Blue Jays fill biggest need with addition of David Price

The Toronto Blue Jays' biggest need coming into the trade deadline wasn't a shortstop or a power hitter -- which they got earlier this week in Troy Tulowitzki -- but a starting pitcher, as they've cycled through numerous guys for the last spot in the rotation and haven't gotten the expected results from Drew Hutchison this year.

Acquiring David Price from the Detroit Tigers fills the hole in the rotation, gives them a bona fide No. 1 starter for a one-game playoff or to start the first game in a division series and at a price that, while fair for Detroit, doesn't destroy the Jays' farm system.

Price is an easy two-win upgrade for the Jays even over just 11 starts, maybe more when you consider the names who've started in that spot for Toronto over the past few weeks. Price works with a plus fastball and slider, above-average changeup and a cutter he uses to keep hitters (especially right-handed) off the fastball. He's one of the stingiest starters in baseball with walks, and misses a ton of bats, even within the strike zone. He's also durable with no serious arm trouble in his pro or amateur career.

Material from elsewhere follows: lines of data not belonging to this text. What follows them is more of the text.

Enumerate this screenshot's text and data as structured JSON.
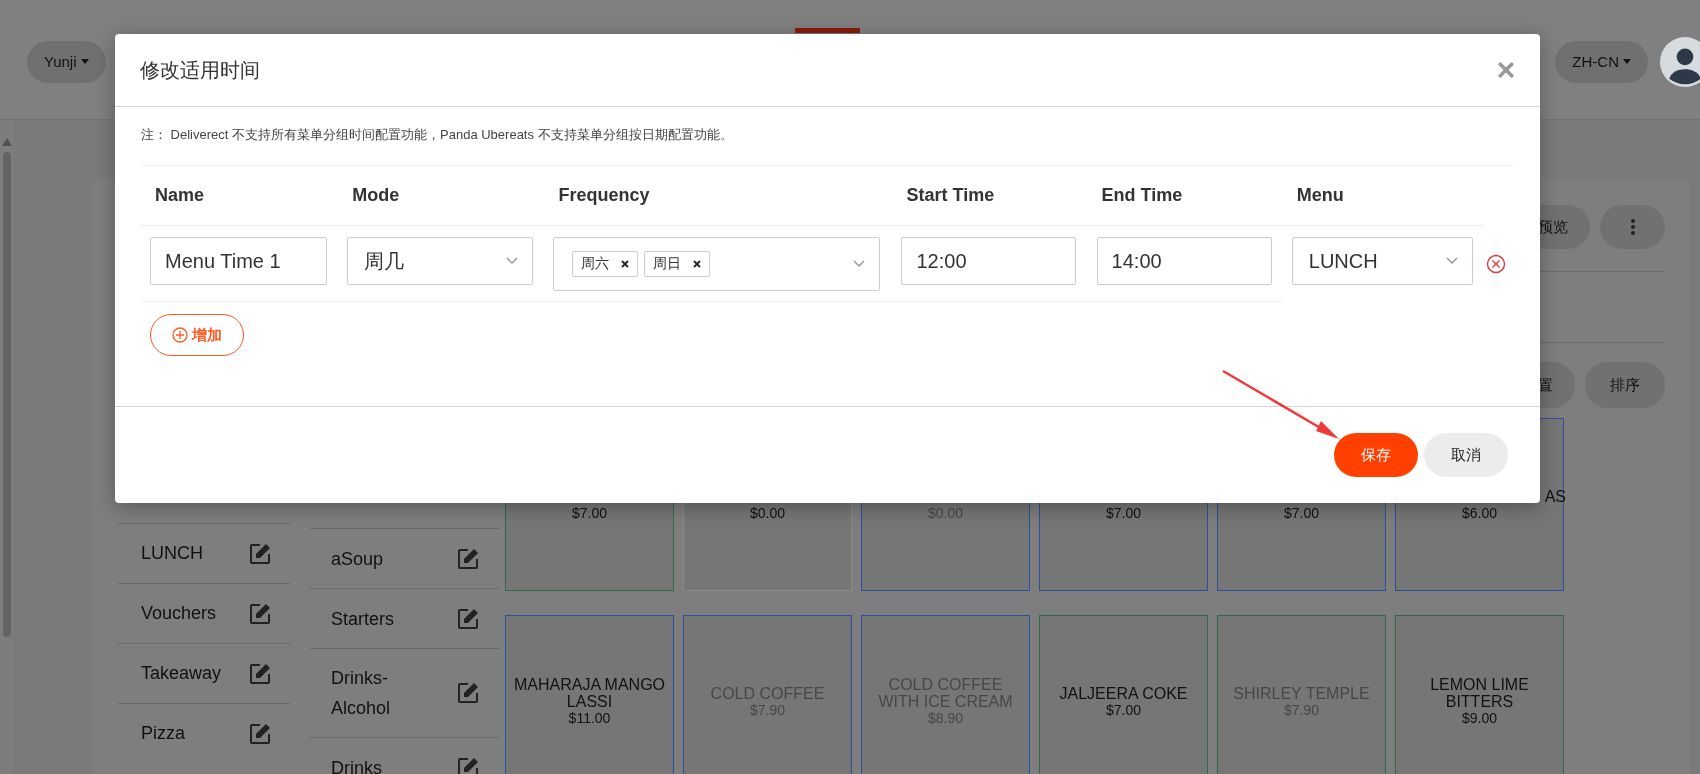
{
  "header": {
    "account": "Yunji",
    "language": "ZH-CN"
  },
  "toolbar": {
    "preview_button": "预览",
    "settings_button": "置",
    "sort_button": "排序"
  },
  "categories": [
    "LUNCH",
    "Vouchers",
    "Takeaway",
    "Pizza"
  ],
  "items": [
    "aSoup",
    "Starters",
    "Drinks-Alcohol",
    "Drinks"
  ],
  "products": [
    {
      "price": "$7.00",
      "disabled": false,
      "color": "#2f6b47"
    },
    {
      "price": "$0.00",
      "disabled": false,
      "color": "#8a8a8a"
    },
    {
      "price": "$0.00",
      "disabled": true,
      "color": "#2d4f9c"
    },
    {
      "price": "$7.00",
      "disabled": false,
      "color": "#2d4f9c"
    },
    {
      "price": "$7.00",
      "disabled": false,
      "color": "#2d4f9c"
    },
    {
      "name": "AS",
      "price": "$6.00",
      "disabled": false,
      "color": "#2d4f9c"
    },
    {
      "name": "MAHARAJA MANGO LASSI",
      "price": "$11.00",
      "disabled": false,
      "color": "#2d4f9c"
    },
    {
      "name": "COLD COFFEE",
      "price": "$7.90",
      "disabled": true,
      "color": "#2d4f9c"
    },
    {
      "name": "COLD COFFEE WITH ICE CREAM",
      "price": "$8.90",
      "disabled": true,
      "color": "#2d4f9c"
    },
    {
      "name": "JALJEERA COKE",
      "price": "$7.00",
      "disabled": false,
      "color": "#2f6b47"
    },
    {
      "name": "SHIRLEY TEMPLE",
      "price": "$7.90",
      "disabled": true,
      "color": "#2f6b47"
    },
    {
      "name": "LEMON LIME BITTERS",
      "price": "$9.00",
      "disabled": false,
      "color": "#2f6b47"
    }
  ],
  "dialog": {
    "title": "修改适用时间",
    "note": "注： Deliverect 不支持所有菜单分组时间配置功能，Panda Ubereats 不支持菜单分组按日期配置功能。",
    "columns": [
      "Name",
      "Mode",
      "Frequency",
      "Start Time",
      "End Time",
      "Menu"
    ],
    "rows": [
      {
        "name": "Menu Time 1",
        "mode": "周几",
        "frequency": [
          "周六",
          "周日"
        ],
        "start_time": "12:00",
        "end_time": "14:00",
        "menu": "LUNCH"
      }
    ],
    "add_button": "增加",
    "save_button": "保存",
    "cancel_button": "取消"
  }
}
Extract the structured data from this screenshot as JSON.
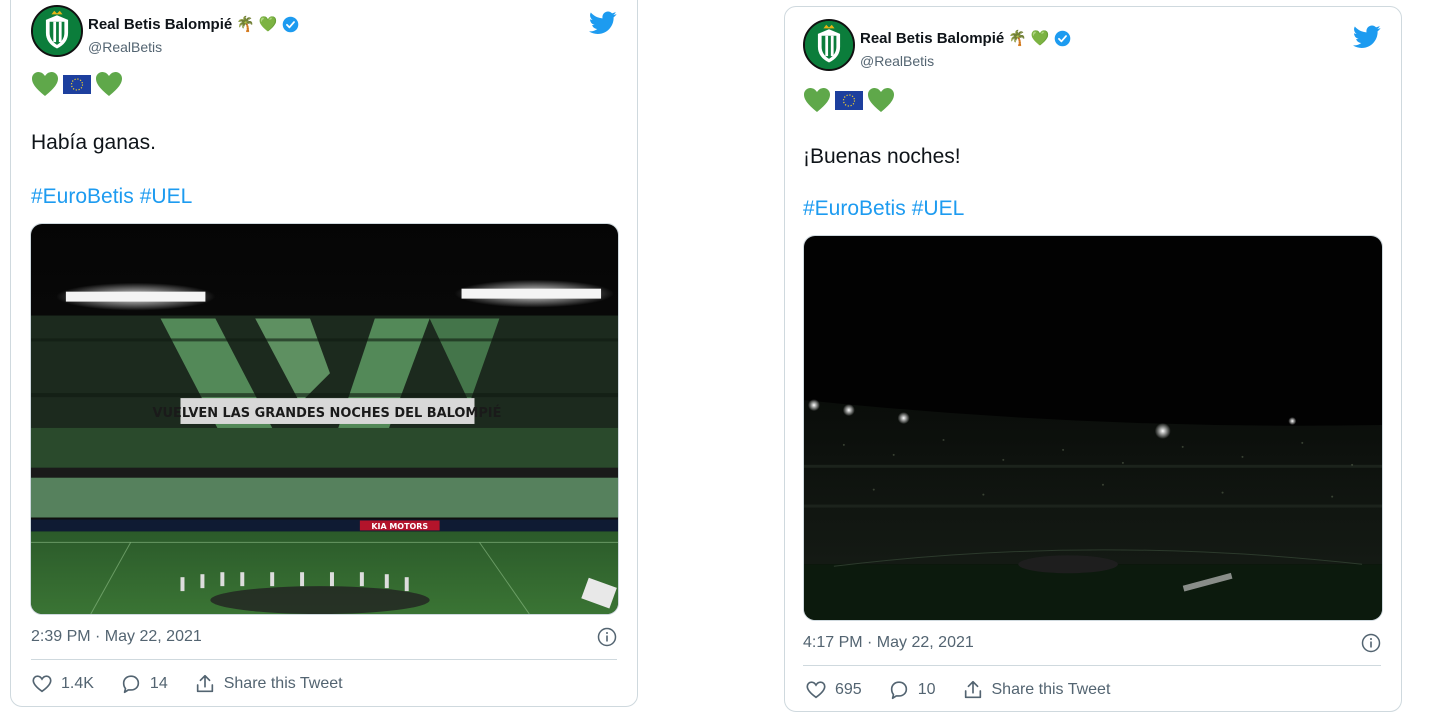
{
  "colors": {
    "accent": "#1d9bf0",
    "text": "#0f1419",
    "muted": "#536471",
    "border": "#cfd9de",
    "heart_green": "#5fa84a",
    "eu_blue": "#1d3f9e"
  },
  "tweets": [
    {
      "author": {
        "display_name": "Real Betis Balompié",
        "name_emojis": [
          "🌴",
          "💚"
        ],
        "handle": "@RealBetis",
        "verified": true
      },
      "emoji_line": [
        "green-heart-icon",
        "eu-flag-icon",
        "green-heart-icon"
      ],
      "text": "Había ganas.",
      "hashtags": [
        "#EuroBetis",
        "#UEL"
      ],
      "media": {
        "banner_text": "VUELVEN LAS GRANDES     NOCHES DEL BALOMPIÉ",
        "ad_text": "KIA MOTORS"
      },
      "timestamp": "2:39 PM · May 22, 2021",
      "likes": "1.4K",
      "replies": "14",
      "share_label": "Share this Tweet"
    },
    {
      "author": {
        "display_name": "Real Betis Balompié",
        "name_emojis": [
          "🌴",
          "💚"
        ],
        "handle": "@RealBetis",
        "verified": true
      },
      "emoji_line": [
        "green-heart-icon",
        "eu-flag-icon",
        "green-heart-icon"
      ],
      "text": "¡Buenas noches!",
      "hashtags": [
        "#EuroBetis",
        "#UEL"
      ],
      "timestamp": "4:17 PM · May 22, 2021",
      "likes": "695",
      "replies": "10",
      "share_label": "Share this Tweet"
    }
  ]
}
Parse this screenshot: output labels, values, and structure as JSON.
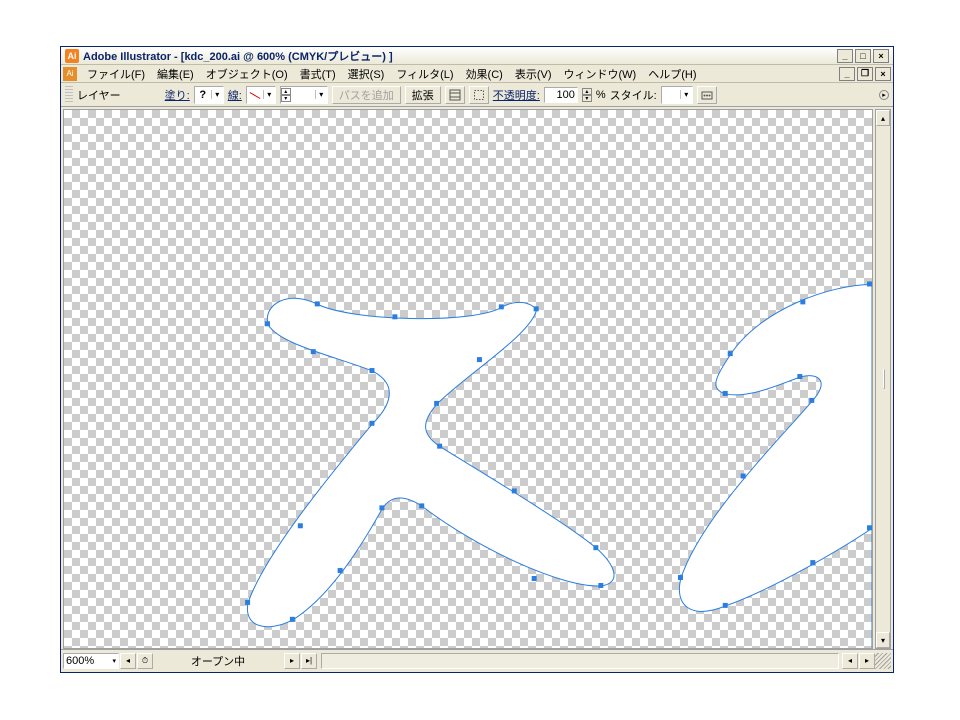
{
  "title": "Adobe Illustrator - [kdc_200.ai @ 600% (CMYK/プレビュー) ]",
  "menu": {
    "file": "ファイル(F)",
    "edit": "編集(E)",
    "object": "オブジェクト(O)",
    "type": "書式(T)",
    "select": "選択(S)",
    "filter": "フィルタ(L)",
    "effect": "効果(C)",
    "view": "表示(V)",
    "window": "ウィンドウ(W)",
    "help": "ヘルプ(H)"
  },
  "option_bar": {
    "label_layer": "レイヤー",
    "label_fill": "塗り:",
    "fill_value": "?",
    "label_stroke": "線:",
    "stroke_value": "none",
    "stroke_weight": "",
    "btn_addpath": "パスを追加",
    "btn_expand": "拡張",
    "label_opacity": "不透明度:",
    "opacity_value": "100",
    "opacity_unit": "%",
    "label_style": "スタイル:"
  },
  "status": {
    "zoom": "600%",
    "text": "オープン中"
  },
  "colors": {
    "selection": "#2a7de1",
    "anchor": "#2a7de1",
    "checker_light": "#ffffff",
    "checker_dark": "#cccccc",
    "ui_bg": "#ece9d8"
  }
}
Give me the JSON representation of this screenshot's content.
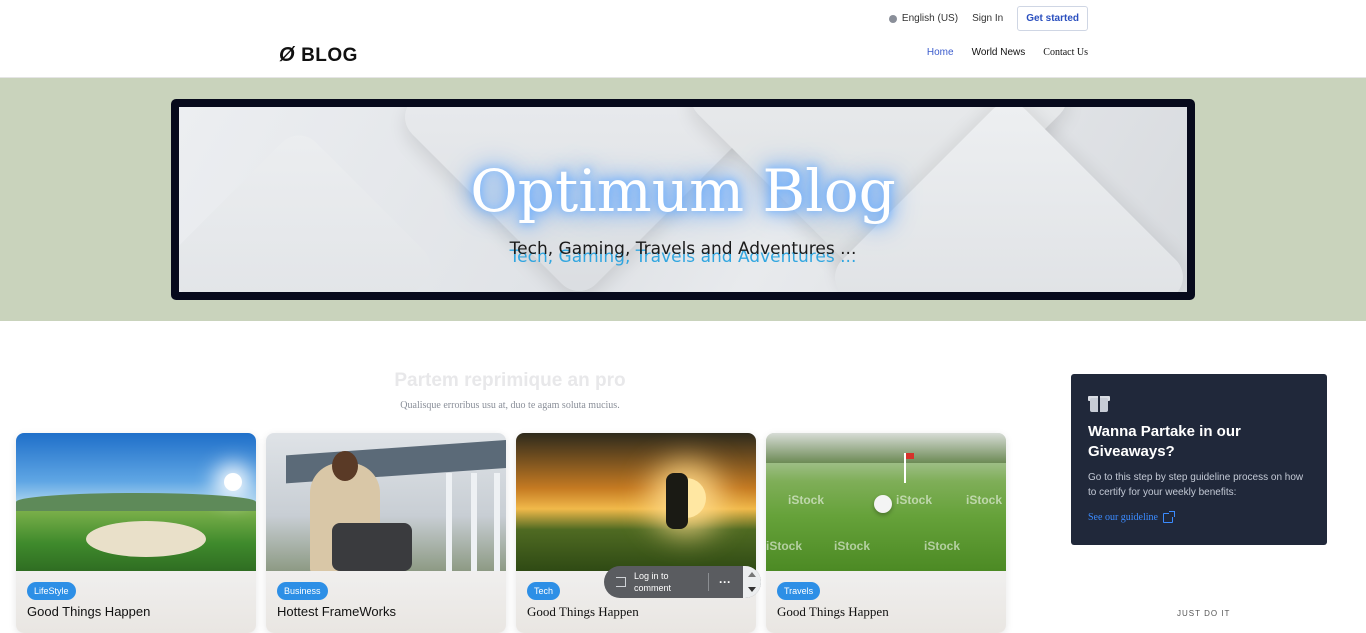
{
  "header": {
    "language": "English (US)",
    "sign_in": "Sign In",
    "get_started": "Get started",
    "brand_mark": "Ø",
    "brand": "BLOG",
    "nav": [
      "Home",
      "World News",
      "Contact Us"
    ]
  },
  "hero": {
    "title": "Optimum Blog",
    "subtitle": "Tech, Gaming, Travels and Adventures ..."
  },
  "section": {
    "title": "Partem reprimique an pro",
    "subtitle": "Qualisque erroribus usu at, duo te agam soluta mucius."
  },
  "cards": [
    {
      "tag": "LifeStyle",
      "title": "Good Things Happen"
    },
    {
      "tag": "Business",
      "title": "Hottest FrameWorks"
    },
    {
      "tag": "Tech",
      "title": "Good Things Happen"
    },
    {
      "tag": "Travels",
      "title": "Good Things Happen"
    }
  ],
  "watermarks": [
    "iStock",
    "iStock",
    "iStock",
    "iStock",
    "iStock",
    "iStock"
  ],
  "giveaway": {
    "title": "Wanna Partake in our Giveaways?",
    "text": "Go to this step by step guideline process on how to certify for your weekly benefits:",
    "link": "See our guideline"
  },
  "sidebar_label": "JUST DO IT",
  "comment_pill": {
    "label": "Log in to comment",
    "more": "···"
  },
  "colors": {
    "accent": "#3b5bcc",
    "badge": "#2d8fe6",
    "hero_bg": "#c9d3bc",
    "sidebar_card": "#20283a"
  }
}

The Jays are only one-and-a-half games behind the Twins entering play Thursday night, and their moves leading up to the deadline have improved them by more than that on paper.

Detroit gets one elite prospect with a red flag attached and two third-tier arms who project as big leaguers. The elite prospect is lefty Daniel Norris, consistently in my top 20 for the past eight months, who struggled in the majors to start the year, leading to the cavalcade of starters that the Jays have paraded through in that fifth spot.

Norris will show three above-average to plus secondary pitches, but his velocity has dipped this year, particularly in July, as he's been more 90-91 mph in recent starts, where last year he was 94-95 for most of the season. He can still be effective with the average velocity, but he needs better command and will have to pitch more with the three off-speed pitches. It's also possible that the lost velocity will come back at some point; he's not hurt, and Madison Bumgarner was pitching in the high 80s for most of a calendar year while he was still a prospect, something that went away as quickly as it arrived.

I still think Norris has No. 1 starter upside, but if he's going to be 90-91 or so for the foreseeable future, he has a couple of developmental hurdles to clear. He becomes the Tigers' top prospect, unseating their first-round pick from last year, Derek Hill.

Matt Boyd made two starts in the majors this year, giving up five homers in six innings, which exploits his main deficiency as a potential starter: his fastball is average and flat with no life, and he's going to be very fly ball-prone. It was a terrible fit in Toronto, but Detroit's park is more pitcher-friendly and he could develop into a fifth starter there. If he can add a sinker or cutter or two-seamer even as an occasional option to get hitters off the four-seamer, it would help significantly.

Jairo Labourt is a starter now but profiles as a two-pitch power reliever who dominates left-handed batters; he does have the huge fastball the Tigers tend to favor in their pitching prospects.